Telehealth Delivery of a Caregiver-Mediated Intervention for Minimally Verbal Children with ASD

Thursday, May 11, 2017: 12:00 PM-1:40 PM
Golden Gate Ballroom (Marriott Marquis Hotel)
R. Yosick1, W. Walton1, B. Kansal1 and C. Delfs2,3, (1)Marcus Autism Center, Atlanta, GA, (2)Pediatrics, Emory School of Medicine, Atlanta, GA, (3)Language and Learning Clinic, Marcus Autism Center, Atlanta, GA
Background:  It is estimated that 25% to 30% of children with Autism Spectrum Disorder (ASD) remain minimally verbal (i.e., using fewer than five words on a daily basis; Tager-Flusberg & Kasari, 2013; Lord et al., 2004). Intensive behavioral interventions for children with ASD often focus on social initiations such as requests as initial targets for language development (Sundberg & Partington, 1998). Request training teaches individuals to initiate communication with others by incorporating behavioral techniques (e.g., environmental manipulations, prompting, and reinforcement) within naturalistic teaching opportunities (Paul, 2008), and can be implemented through direct services or delivered as a caregiver-mediated intervention (Loughrey et al., 2014). Several barriers to accessing evidence-based treatment for children with autism are common, including lengthy time commitment and geographical restrictions (Thomas et al., 2007). Parents of children with ASD have specifically recognized the need for greater access to applied behavior analysis services (Dymond et al., 2007). Prior studies have provided promising evidence of the utility of telehealth technology to deliver behavioral services to children with ASD (e.g., Wacker et al., 2013; Vismara et al., 2012 and 2013); however, research is limited.

Objectives:  The current study aimed to evaluate the feasibility, caregiver satisfaction, and preliminary efficacy of a caregiver-mediated intervention delivered via telehealth to improve expressive language of 15 young children with ASD and severe language delays.

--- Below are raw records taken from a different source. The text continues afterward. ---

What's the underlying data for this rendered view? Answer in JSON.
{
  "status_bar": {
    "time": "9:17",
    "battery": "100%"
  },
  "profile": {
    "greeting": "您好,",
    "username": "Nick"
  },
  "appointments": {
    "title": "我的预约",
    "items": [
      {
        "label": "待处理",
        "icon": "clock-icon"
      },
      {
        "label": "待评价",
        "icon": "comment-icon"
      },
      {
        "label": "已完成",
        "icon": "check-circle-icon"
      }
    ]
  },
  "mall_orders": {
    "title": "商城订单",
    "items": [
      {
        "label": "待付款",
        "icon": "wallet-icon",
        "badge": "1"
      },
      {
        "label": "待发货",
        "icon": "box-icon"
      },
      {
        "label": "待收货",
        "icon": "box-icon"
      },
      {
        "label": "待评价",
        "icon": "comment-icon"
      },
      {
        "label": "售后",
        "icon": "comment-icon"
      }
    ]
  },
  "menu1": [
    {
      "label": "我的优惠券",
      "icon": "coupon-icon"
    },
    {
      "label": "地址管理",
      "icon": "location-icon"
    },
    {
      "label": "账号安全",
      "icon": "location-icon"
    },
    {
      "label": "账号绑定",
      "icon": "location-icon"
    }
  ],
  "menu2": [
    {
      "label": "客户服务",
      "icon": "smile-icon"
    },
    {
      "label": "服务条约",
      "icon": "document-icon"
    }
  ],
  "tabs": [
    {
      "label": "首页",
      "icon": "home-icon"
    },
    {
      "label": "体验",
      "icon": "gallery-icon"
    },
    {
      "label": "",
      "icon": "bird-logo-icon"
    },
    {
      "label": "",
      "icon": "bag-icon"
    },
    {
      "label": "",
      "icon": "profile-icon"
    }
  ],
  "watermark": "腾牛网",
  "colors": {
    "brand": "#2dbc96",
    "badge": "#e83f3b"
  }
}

Methods:  Fifteen minimally verbal children (ages 2 to 4 years) with autism were enrolled in a 12-week caregiver-mediated request training intervention. All participants were diagnosed with ASD using gold standard assessment procedures, and the average Mullen expressive language t-score of the sample was 23.72 (SD = 8.46; Mean AE = 13.63 months). The study utilized a within-group design and compared child vocalization outcomes at pre- and post-intervention, as well as at 1-month follow-up. Intervention procedures were based on Loughrey et al. (2014), and included didactic teaching, video modeling, practice, and feedback.

Results:  Data were collected utilizing both direct and indirect measures that assessed feasibility, caregiver satisfaction, and preliminary efficacy. Out of 15 enrolled participants, the majority (66.67%) completed the entire study. Session attendance was high (M = 82.21%, SD = 13.66%), all participants (100%) reported satisfaction with the services their child received, and most (88.89%) reported that they would participate in telehealth services in the future. During a naturalistic observation from pre- to post-treatment, most children (80%) made gains in unprompted requests, and half (50%) made gains in spontaneous comments.

Conclusions: Our study provides preliminary support for the feasibility and efficacy of a caregiver-mediated intervention to increase language skills in minimally verbal children with ASD delivered entirely through the use of telehealth technology. Given that many young children with ASD do not develop functional communication skills without intervention (Eigsti et al., 2011) and that there are significant barriers to accessing evidence-based treatment, a time-limited and easily accessible intervention such as the one utilized in our study has the potential to make a large positive impact on this population.